▶ RECORDS SHOWN:
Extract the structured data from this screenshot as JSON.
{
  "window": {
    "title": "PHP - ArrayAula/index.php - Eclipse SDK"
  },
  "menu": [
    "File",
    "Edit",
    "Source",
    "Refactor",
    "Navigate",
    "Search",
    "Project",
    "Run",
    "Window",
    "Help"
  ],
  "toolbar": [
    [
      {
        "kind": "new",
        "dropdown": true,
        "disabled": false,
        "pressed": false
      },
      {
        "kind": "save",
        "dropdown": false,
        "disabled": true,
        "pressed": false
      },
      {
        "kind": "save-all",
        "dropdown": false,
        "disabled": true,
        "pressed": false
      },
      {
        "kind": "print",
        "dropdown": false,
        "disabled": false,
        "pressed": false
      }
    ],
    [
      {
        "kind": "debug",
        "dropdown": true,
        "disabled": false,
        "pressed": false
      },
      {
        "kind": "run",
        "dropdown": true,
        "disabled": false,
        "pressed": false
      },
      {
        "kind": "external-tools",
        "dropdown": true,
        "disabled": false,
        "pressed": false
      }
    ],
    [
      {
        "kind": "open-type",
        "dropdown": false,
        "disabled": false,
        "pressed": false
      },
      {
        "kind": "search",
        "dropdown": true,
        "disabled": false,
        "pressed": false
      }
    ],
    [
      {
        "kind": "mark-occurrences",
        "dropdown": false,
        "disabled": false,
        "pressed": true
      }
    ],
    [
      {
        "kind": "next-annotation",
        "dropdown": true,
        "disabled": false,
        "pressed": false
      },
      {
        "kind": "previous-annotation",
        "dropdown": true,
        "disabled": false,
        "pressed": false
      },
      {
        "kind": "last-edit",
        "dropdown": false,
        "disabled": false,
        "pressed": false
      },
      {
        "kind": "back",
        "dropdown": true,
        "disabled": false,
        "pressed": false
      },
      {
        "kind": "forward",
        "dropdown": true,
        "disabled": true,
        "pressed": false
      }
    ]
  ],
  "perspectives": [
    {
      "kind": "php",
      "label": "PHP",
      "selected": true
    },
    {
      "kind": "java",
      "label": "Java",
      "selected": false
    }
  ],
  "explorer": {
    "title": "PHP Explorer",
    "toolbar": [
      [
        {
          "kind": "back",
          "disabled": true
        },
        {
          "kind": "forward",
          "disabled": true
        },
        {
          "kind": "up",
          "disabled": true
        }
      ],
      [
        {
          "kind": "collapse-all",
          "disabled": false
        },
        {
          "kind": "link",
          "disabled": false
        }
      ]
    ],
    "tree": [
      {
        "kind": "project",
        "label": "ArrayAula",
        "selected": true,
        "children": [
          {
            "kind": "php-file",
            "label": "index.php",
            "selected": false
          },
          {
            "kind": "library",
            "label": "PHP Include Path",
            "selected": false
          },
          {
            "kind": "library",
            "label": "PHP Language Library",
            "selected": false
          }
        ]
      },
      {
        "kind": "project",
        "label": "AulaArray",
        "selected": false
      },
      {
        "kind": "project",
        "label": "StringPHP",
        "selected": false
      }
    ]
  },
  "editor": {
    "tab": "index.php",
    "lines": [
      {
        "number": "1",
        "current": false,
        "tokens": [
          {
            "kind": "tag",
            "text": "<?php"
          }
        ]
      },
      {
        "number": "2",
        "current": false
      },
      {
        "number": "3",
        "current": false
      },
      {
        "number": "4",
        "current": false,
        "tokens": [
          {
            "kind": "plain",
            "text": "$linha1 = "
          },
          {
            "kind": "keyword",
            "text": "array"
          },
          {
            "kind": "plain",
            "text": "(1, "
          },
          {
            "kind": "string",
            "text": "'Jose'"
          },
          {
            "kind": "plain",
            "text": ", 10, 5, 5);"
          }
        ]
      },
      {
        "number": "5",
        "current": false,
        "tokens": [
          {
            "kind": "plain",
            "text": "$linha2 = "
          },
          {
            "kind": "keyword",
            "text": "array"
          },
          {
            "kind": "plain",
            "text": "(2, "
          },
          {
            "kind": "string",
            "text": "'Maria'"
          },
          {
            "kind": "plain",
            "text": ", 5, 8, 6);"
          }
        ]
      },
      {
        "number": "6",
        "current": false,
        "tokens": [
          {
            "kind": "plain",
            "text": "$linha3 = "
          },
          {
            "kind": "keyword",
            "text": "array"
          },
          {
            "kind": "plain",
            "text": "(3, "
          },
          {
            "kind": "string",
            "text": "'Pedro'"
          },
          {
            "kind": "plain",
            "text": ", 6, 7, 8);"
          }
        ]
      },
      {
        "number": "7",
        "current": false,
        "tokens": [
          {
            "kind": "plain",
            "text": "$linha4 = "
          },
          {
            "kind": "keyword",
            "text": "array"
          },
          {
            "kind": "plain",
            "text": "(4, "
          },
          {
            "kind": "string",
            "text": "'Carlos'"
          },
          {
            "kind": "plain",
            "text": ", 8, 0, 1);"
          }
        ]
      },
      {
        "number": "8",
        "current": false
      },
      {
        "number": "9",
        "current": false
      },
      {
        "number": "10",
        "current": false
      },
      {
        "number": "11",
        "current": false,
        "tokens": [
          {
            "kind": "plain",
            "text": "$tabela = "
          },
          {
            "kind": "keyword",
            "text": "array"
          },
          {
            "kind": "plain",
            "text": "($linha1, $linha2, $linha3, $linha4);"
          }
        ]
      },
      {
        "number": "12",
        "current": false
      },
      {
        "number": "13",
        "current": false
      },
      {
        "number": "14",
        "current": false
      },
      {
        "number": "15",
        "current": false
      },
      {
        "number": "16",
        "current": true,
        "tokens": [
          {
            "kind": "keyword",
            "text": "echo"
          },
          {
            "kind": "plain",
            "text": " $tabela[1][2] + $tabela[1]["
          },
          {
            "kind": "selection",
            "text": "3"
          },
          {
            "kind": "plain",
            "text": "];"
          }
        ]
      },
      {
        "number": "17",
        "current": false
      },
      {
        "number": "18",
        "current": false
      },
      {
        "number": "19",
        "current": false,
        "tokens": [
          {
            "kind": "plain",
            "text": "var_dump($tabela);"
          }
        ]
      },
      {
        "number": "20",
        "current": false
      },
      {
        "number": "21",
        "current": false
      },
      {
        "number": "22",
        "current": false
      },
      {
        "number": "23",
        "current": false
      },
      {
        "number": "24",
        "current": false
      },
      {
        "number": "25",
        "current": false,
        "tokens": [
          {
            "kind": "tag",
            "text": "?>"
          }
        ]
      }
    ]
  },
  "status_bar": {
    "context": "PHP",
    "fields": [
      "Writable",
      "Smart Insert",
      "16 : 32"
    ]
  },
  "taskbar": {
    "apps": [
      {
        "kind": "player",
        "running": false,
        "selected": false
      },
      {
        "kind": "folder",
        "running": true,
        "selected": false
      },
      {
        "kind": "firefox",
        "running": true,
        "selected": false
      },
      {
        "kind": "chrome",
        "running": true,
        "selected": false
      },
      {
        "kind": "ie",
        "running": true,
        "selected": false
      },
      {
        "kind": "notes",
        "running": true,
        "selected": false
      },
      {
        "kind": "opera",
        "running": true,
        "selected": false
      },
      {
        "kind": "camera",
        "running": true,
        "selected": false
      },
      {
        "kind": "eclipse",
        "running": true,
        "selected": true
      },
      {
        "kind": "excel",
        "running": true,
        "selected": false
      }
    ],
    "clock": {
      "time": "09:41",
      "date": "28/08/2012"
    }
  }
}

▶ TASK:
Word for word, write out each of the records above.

▶ EXERCISE OUTPUT:
Extract the structured data from this screenshot as JSON.
{
  "window": {
    "title": "PHP - ArrayAula/index.php - Eclipse SDK"
  },
  "menu": [
    "File",
    "Edit",
    "Source",
    "Refactor",
    "Navigate",
    "Search",
    "Project",
    "Run",
    "Window",
    "Help"
  ],
  "toolbar": [
    [
      {
        "kind": "new",
        "dropdown": true,
        "disabled": false,
        "pressed": false
      },
      {
        "kind": "save",
        "dropdown": false,
        "disabled": true,
        "pressed": false
      },
      {
        "kind": "save-all",
        "dropdown": false,
        "disabled": true,
        "pressed": false
      },
      {
        "kind": "print",
        "dropdown": false,
        "disabled": false,
        "pressed": false
      }
    ],
    [
      {
        "kind": "debug",
        "dropdown": true,
        "disabled": false,
        "pressed": false
      },
      {
        "kind": "run",
        "dropdown": true,
        "disabled": false,
        "pressed": false
      },
      {
        "kind": "external-tools",
        "dropdown": true,
        "disabled": false,
        "pressed": false
      }
    ],
    [
      {
        "kind": "open-type",
        "dropdown": false,
        "disabled": false,
        "pressed": false
      },
      {
        "kind": "search",
        "dropdown": true,
        "disabled": false,
        "pressed": false
      }
    ],
    [
      {
        "kind": "mark-occurrences",
        "dropdown": false,
        "disabled": false,
        "pressed": true
      }
    ],
    [
      {
        "kind": "next-annotation",
        "dropdown": true,
        "disabled": false,
        "pressed": false
      },
      {
        "kind": "previous-annotation",
        "dropdown": true,
        "disabled": false,
        "pressed": false
      },
      {
        "kind": "last-edit",
        "dropdown": false,
        "disabled": false,
        "pressed": false
      },
      {
        "kind": "back",
        "dropdown": true,
        "disabled": false,
        "pressed": false
      },
      {
        "kind": "forward",
        "dropdown": true,
        "disabled": true,
        "pressed": false
      }
    ]
  ],
  "perspectives": [
    {
      "kind": "php",
      "label": "PHP",
      "selected": true
    },
    {
      "kind": "java",
      "label": "Java",
      "selected": false
    }
  ],
  "explorer": {
    "title": "PHP Explorer",
    "toolbar": [
      [
        {
          "kind": "back",
          "disabled": true
        },
        {
          "kind": "forward",
          "disabled": true
        },
        {
          "kind": "up",
          "disabled": true
        }
      ],
      [
        {
          "kind": "collapse-all",
          "disabled": false
        },
        {
          "kind": "link",
          "disabled": false
        }
      ]
    ],
    "tree": [
      {
        "kind": "project",
        "label": "ArrayAula",
        "selected": true,
        "children": [
          {
            "kind": "php-file",
            "label": "index.php",
            "selected": false
          },
          {
            "kind": "library",
            "label": "PHP Include Path",
            "selected": false
          },
          {
            "kind": "library",
            "label": "PHP Language Library",
            "selected": false
          }
        ]
      },
      {
        "kind": "project",
        "label": "AulaArray",
        "selected": false
      },
      {
        "kind": "project",
        "label": "StringPHP",
        "selected": false
      }
    ]
  },
  "editor": {
    "tab": "index.php",
    "lines": [
      {
        "number": "1",
        "current": false,
        "tokens": [
          {
            "kind": "tag",
            "text": "<?php"
          }
        ]
      },
      {
        "number": "2",
        "current": false
      },
      {
        "number": "3",
        "current": false
      },
      {
        "number": "4",
        "current": false,
        "tokens": [
          {
            "kind": "plain",
            "text": "$linha1 = "
          },
          {
            "kind": "keyword",
            "text": "array"
          },
          {
            "kind": "plain",
            "text": "(1, "
          },
          {
            "kind": "string",
            "text": "'Jose'"
          },
          {
            "kind": "plain",
            "text": ", 10, 5, 5);"
          }
        ]
      },
      {
        "number": "5",
        "current": false,
        "tokens": [
          {
            "kind": "plain",
            "text": "$linha2 = "
          },
          {
            "kind": "keyword",
            "text": "array"
          },
          {
            "kind": "plain",
            "text": "(2, "
          },
          {
            "kind": "string",
            "text": "'Maria'"
          },
          {
            "kind": "plain",
            "text": ", 5, 8, 6);"
          }
        ]
      },
      {
        "number": "6",
        "current": false,
        "tokens": [
          {
            "kind": "plain",
            "text": "$linha3 = "
          },
          {
            "kind": "keyword",
            "text": "array"
          },
          {
            "kind": "plain",
            "text": "(3, "
          },
          {
            "kind": "string",
            "text": "'Pedro'"
          },
          {
            "kind": "plain",
            "text": ", 6, 7, 8);"
          }
        ]
      },
      {
        "number": "7",
        "current": false,
        "tokens": [
          {
            "kind": "plain",
            "text": "$linha4 = "
          },
          {
            "kind": "keyword",
            "text": "array"
          },
          {
            "kind": "plain",
            "text": "(4, "
          },
          {
            "kind": "string",
            "text": "'Carlos'"
          },
          {
            "kind": "plain",
            "text": ", 8, 0, 1);"
          }
        ]
      },
      {
        "number": "8",
        "current": false
      },
      {
        "number": "9",
        "current": false
      },
      {
        "number": "10",
        "current": false
      },
      {
        "number": "11",
        "current": false,
        "tokens": [
          {
            "kind": "plain",
            "text": "$tabela = "
          },
          {
            "kind": "keyword",
            "text": "array"
          },
          {
            "kind": "plain",
            "text": "($linha1, $linha2, $linha3, $linha4);"
          }
        ]
      },
      {
        "number": "12",
        "current": false
      },
      {
        "number": "13",
        "current": false
      },
      {
        "number": "14",
        "current": false
      },
      {
        "number": "15",
        "current": false
      },
      {
        "number": "16",
        "current": true,
        "tokens": [
          {
            "kind": "keyword",
            "text": "echo"
          },
          {
            "kind": "plain",
            "text": " $tabela[1][2] + $tabela[1]["
          },
          {
            "kind": "selection",
            "text": "3"
          },
          {
            "kind": "plain",
            "text": "];"
          }
        ]
      },
      {
        "number": "17",
        "current": false
      },
      {
        "number": "18",
        "current": false
      },
      {
        "number": "19",
        "current": false,
        "tokens": [
          {
            "kind": "plain",
            "text": "var_dump($tabela);"
          }
        ]
      },
      {
        "number": "20",
        "current": false
      },
      {
        "number": "21",
        "current": false
      },
      {
        "number": "22",
        "current": false
      },
      {
        "number": "23",
        "current": false
      },
      {
        "number": "24",
        "current": false
      },
      {
        "number": "25",
        "current": false,
        "tokens": [
          {
            "kind": "tag",
            "text": "?>"
          }
        ]
      }
    ]
  },
  "status_bar": {
    "context": "PHP",
    "fields": [
      "Writable",
      "Smart Insert",
      "16 : 32"
    ]
  },
  "taskbar": {
    "apps": [
      {
        "kind": "player",
        "running": false,
        "selected": false
      },
      {
        "kind": "folder",
        "running": true,
        "selected": false
      },
      {
        "kind": "firefox",
        "running": true,
        "selected": false
      },
      {
        "kind": "chrome",
        "running": true,
        "selected": false
      },
      {
        "kind": "ie",
        "running": true,
        "selected": false
      },
      {
        "kind": "notes",
        "running": true,
        "selected": false
      },
      {
        "kind": "opera",
        "running": true,
        "selected": false
      },
      {
        "kind": "camera",
        "running": true,
        "selected": false
      },
      {
        "kind": "eclipse",
        "running": true,
        "selected": true
      },
      {
        "kind": "excel",
        "running": true,
        "selected": false
      }
    ],
    "clock": {
      "time": "09:41",
      "date": "28/08/2012"
    }
  }
}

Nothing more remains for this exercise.